Art resolutions is a self-imposed initiative to create an art study every day for a year.
My conversations with other artists often revolve around distinctions and areas of overlap between art and craft. In my own work, I find little point or satisfaction in creating the realistic beauty of hyper representational art. To me this is artistic and high craft. To me the true creativity in art is identifying a technique or approach to depicting things and ideas that reflects the unique artistic and personal voice of an artist.
In the many years I have created, my art has been driven by several philosophies and built on a number of stylistic proclivities and points of view. A background in calligraphy has made line a signature element of my style. The flat nature of design is also a strong influence. And color. My color sensitivity has always been a bit of a joke among those who know me well. I seem to see subtle differences many don’t perceive. Which brings us to today’s study.
The lone pine block print certainly reinforces what I’ve just shared about line and design. When I pulled the print into my digital painting program last night, the real struggle was with color. I began coloring with atypical shades of representational colors. I tried several combinations that, regardless of shade or departure from natural hue, seemed trite and uninteresting. I thought about this. Then threw out nature all together and made the conscious decision to move out of my preferred palette into colors that don’t typically appeal to me. I went from cool greens and blues to a completely warm palette mixed with both warm and cool shades of pink, magenta, dirty red and a tame gold.
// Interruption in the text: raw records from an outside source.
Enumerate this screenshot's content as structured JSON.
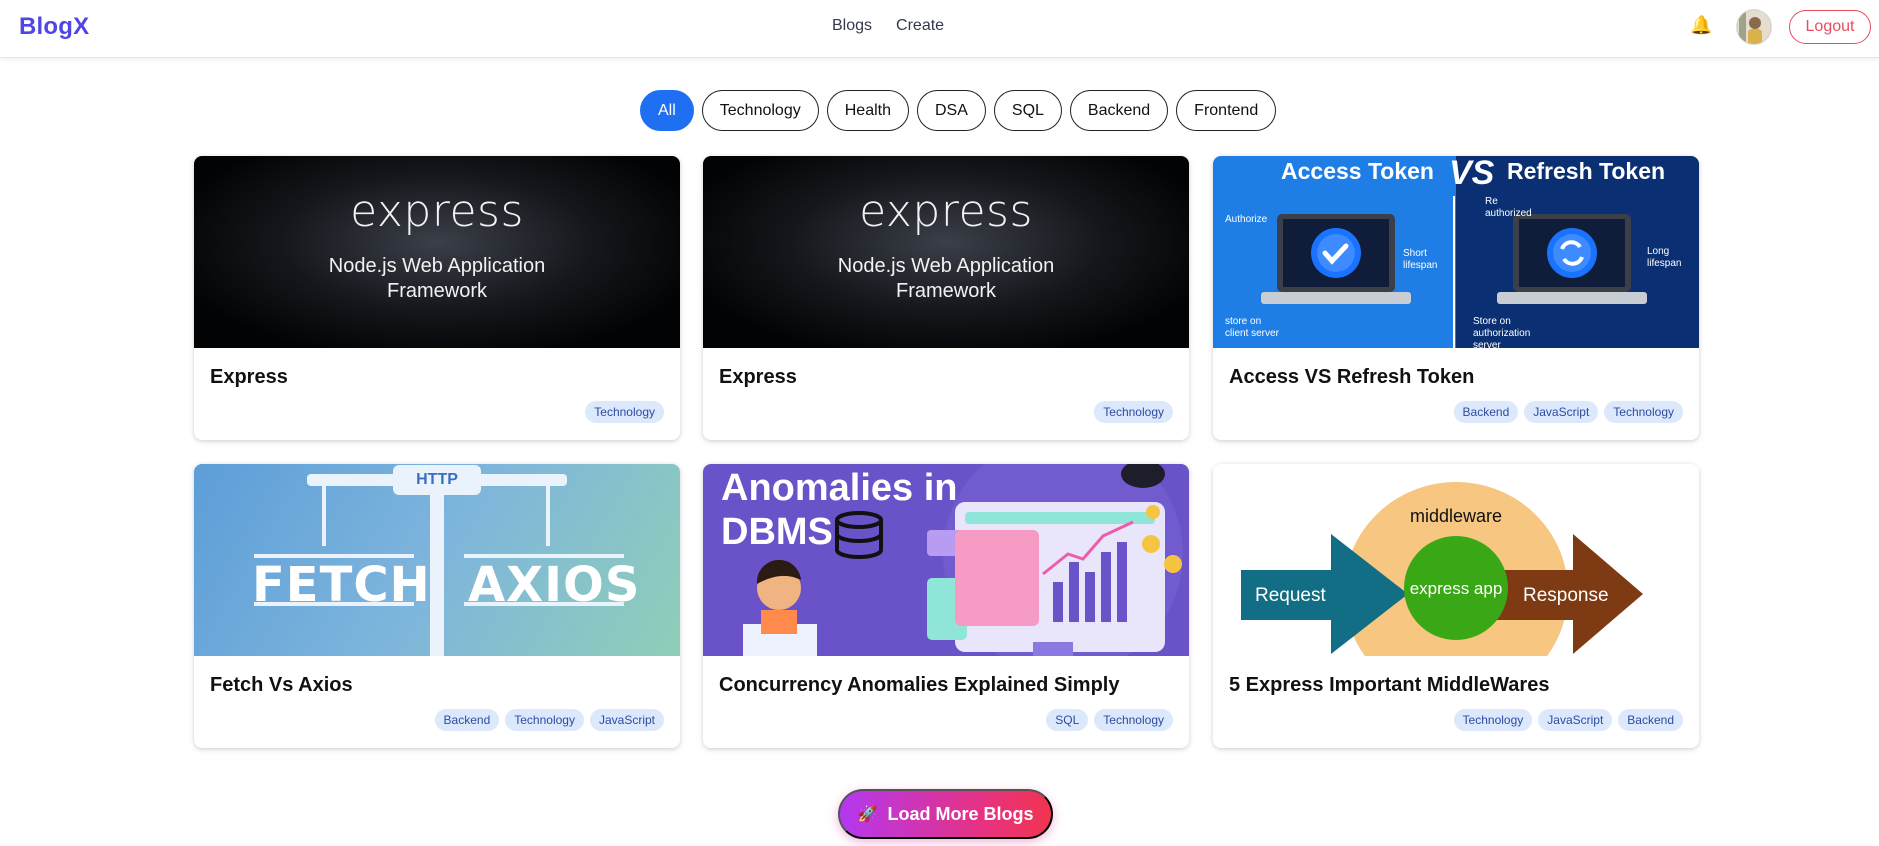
{
  "brand": "BlogX",
  "nav": {
    "links": [
      "Blogs",
      "Create"
    ]
  },
  "header_actions": {
    "notifications_icon": "bell-icon",
    "logout_label": "Logout"
  },
  "filters": {
    "active": "All",
    "items": [
      "All",
      "Technology",
      "Health",
      "DSA",
      "SQL",
      "Backend",
      "Frontend"
    ]
  },
  "cards": [
    {
      "title": "Express",
      "tags": [
        "Technology"
      ],
      "image": {
        "heading": "express",
        "subtitle_line1": "Node.js Web Application",
        "subtitle_line2": "Framework"
      }
    },
    {
      "title": "Express",
      "tags": [
        "Technology"
      ],
      "image": {
        "heading": "express",
        "subtitle_line1": "Node.js Web Application",
        "subtitle_line2": "Framework"
      }
    },
    {
      "title": "Access VS Refresh Token",
      "tags": [
        "Backend",
        "JavaScript",
        "Technology"
      ],
      "image": {
        "left_title": "Access Token",
        "vs": "VS",
        "right_title": "Refresh Token",
        "notes": [
          "Authorize",
          "Short lifespan",
          "store on client server",
          "Re authorized",
          "Long lifespan",
          "Store on authorization server"
        ]
      }
    },
    {
      "title": "Fetch Vs Axios",
      "tags": [
        "Backend",
        "Technology",
        "JavaScript"
      ],
      "image": {
        "top_label": "HTTP",
        "left_text": "FETCH",
        "right_text": "AXIOS"
      }
    },
    {
      "title": "Concurrency Anomalies Explained Simply",
      "tags": [
        "SQL",
        "Technology"
      ],
      "image": {
        "line1": "Anomalies in",
        "line2": "DBMS"
      }
    },
    {
      "title": "5 Express Important MiddleWares",
      "tags": [
        "Technology",
        "JavaScript",
        "Backend"
      ],
      "image": {
        "left": "Request",
        "center_top": "middleware",
        "center": "express app",
        "right": "Response"
      }
    }
  ],
  "load_more": {
    "icon": "rocket-icon",
    "label": "Load More Blogs"
  },
  "colors": {
    "brand": "#4f46e5",
    "active_chip": "#1f6ff2",
    "logout": "#e84c5f",
    "tag_bg": "#dce8fb"
  }
}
Suddenly the piece became dynamic and exciting to me. A reminder that, for me, one of the most compelling aspects of art is the creative problem solving.